- [YOUR INSTRUCTIONS]
The number of lines containing "letter" is the only answer wanted; work it out from the entries below.

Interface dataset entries

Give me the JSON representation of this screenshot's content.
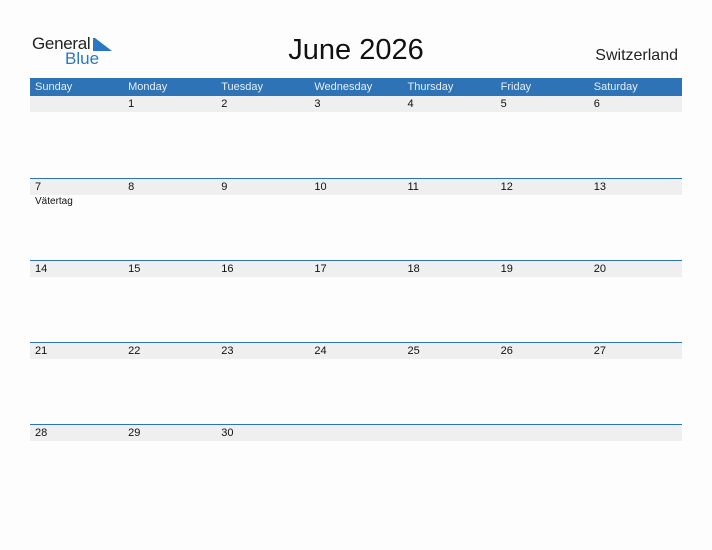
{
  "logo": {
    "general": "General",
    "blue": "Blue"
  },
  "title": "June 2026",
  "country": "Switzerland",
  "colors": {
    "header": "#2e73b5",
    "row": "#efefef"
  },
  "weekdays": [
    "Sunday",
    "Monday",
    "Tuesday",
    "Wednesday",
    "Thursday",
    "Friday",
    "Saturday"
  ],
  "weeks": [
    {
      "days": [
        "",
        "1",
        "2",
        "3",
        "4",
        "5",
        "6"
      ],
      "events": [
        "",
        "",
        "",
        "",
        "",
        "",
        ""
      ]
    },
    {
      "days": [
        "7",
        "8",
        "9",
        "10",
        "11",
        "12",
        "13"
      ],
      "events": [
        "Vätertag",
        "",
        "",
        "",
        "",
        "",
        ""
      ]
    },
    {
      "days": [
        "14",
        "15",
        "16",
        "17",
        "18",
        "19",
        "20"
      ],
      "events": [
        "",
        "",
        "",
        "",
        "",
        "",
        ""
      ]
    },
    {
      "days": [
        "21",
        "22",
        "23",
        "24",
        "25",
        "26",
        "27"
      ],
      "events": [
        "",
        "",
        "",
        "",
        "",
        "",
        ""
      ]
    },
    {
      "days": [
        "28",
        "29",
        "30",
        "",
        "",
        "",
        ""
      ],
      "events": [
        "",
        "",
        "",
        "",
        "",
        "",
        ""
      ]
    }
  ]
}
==
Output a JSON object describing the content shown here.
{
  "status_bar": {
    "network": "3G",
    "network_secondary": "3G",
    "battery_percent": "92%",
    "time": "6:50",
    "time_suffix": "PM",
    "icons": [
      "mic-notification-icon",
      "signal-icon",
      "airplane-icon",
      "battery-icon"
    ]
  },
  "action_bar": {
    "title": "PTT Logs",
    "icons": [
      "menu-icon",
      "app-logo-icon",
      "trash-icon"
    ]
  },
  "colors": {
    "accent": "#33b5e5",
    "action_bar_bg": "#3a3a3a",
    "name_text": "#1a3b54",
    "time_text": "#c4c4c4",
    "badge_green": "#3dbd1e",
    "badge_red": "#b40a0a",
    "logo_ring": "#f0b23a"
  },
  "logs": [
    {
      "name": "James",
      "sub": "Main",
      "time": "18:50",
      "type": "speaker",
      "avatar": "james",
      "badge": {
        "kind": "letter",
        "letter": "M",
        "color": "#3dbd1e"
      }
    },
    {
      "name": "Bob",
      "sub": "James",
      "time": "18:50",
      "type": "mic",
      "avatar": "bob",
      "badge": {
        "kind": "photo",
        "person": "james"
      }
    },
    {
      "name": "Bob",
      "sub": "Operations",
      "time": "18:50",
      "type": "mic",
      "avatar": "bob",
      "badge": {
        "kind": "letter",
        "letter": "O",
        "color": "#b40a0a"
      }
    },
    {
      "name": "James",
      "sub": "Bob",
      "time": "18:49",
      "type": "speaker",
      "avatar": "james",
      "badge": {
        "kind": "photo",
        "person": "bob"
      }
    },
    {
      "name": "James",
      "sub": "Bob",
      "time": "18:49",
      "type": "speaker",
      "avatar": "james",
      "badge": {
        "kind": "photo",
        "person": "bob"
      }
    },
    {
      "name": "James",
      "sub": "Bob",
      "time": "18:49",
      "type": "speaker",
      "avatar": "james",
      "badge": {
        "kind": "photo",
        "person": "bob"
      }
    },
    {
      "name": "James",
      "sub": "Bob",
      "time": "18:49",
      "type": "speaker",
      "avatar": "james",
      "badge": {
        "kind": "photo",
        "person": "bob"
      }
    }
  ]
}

- [ANSWER FOR THIS EXERCISE]
4